Even upon death, the entire fair market value of your TFSA can be received by your estate tax-free. And if you name a successor holder or beneficiary on your TFSA, the assets can flow directly to the named successor holder or beneficiary without going through the estate, which could mean potential savings on provincial probate fees or estate administration taxes.
If you name a successor holder, who can only be your spouse or partner, the TFSA will continue to grow tax-free and your surviving spouse or partner steps into your shoes and becomes the new TFSA holder. Alternatively, if your spouse is the beneficiary of your TFSA, she can transfer the entire FMV of the TFSA upon your death to their own TFSA without using any of their own TFSA contribution room, thus prolonging the tax-free income and growth in the plan.
You can contribute at any age
To contribute to an RRSP, you must be 71 years of age or younger and you must have “earned income,” which is typically (self-)employment income or rental income. Contrast that with the TFSA in which there is no age limit and no earned income requirement.

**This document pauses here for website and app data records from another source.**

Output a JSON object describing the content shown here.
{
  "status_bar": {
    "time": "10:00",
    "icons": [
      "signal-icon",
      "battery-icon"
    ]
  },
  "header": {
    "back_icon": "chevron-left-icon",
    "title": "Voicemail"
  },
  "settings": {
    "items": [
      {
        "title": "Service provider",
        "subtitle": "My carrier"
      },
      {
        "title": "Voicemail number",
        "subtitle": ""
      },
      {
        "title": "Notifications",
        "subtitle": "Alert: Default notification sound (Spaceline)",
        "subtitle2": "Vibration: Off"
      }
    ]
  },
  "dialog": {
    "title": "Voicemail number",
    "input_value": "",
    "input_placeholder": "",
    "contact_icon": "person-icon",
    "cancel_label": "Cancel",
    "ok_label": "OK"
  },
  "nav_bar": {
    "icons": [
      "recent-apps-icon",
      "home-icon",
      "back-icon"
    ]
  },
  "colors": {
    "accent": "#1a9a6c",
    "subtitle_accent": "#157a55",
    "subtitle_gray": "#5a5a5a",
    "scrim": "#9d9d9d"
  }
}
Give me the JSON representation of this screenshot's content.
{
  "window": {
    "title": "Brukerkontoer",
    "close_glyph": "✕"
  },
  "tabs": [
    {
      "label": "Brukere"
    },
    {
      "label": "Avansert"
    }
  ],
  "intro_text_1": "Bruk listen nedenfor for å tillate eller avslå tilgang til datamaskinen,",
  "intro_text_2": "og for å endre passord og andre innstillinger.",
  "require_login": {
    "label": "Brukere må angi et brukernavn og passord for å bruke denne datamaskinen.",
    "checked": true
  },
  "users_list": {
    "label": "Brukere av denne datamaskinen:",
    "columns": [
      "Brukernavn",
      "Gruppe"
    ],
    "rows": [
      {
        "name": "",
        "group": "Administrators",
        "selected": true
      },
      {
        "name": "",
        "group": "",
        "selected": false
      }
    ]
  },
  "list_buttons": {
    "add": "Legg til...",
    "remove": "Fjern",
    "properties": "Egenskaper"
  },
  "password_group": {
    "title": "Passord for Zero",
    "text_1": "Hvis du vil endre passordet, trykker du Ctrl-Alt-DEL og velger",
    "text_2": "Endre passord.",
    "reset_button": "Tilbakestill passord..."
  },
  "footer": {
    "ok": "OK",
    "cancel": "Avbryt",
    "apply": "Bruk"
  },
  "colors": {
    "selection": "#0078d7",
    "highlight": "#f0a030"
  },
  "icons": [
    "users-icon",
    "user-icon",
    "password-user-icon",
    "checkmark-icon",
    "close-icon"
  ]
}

One popular strategy that has emerged is for seniors, who are required to withdraw a prescribed minimum amount annually from their RRIF at age 72, to recontribute any after-tax withdrawals not needed to fund living expenses back into a TFSA for tax-free retirement accumulation.
You can recontribute your withdrawals
Finally, keep in mind that any amounts withdrawn from your TFSA can be recontributed, beginning the following calendar year, without using up TFSA room. This is something you can’t generally do with an RRSP as you have to have available contribution room, based on earned income, to recontribute amounts withdrawn. (There are exceptions for amounts withdrawn under the Home Buyers’ Plan to buy a first home or the Lifelong Learning Plan to fund post-secondary education).
For example, let’s say Debbie had contributed the maximum allowable $57,500 to her TFSA over the years from 2009 through 2018. The fair market value of her TFSA today has grown to $94,000 and she decides to take the money out for a down payment on her condo. Beginning in 2019, Debbie could contribute $100,000 to her TFSA, consisting of the full $94,000 she withdrew in 2018 from her TFSA and the new, additional $6,000 for 2019.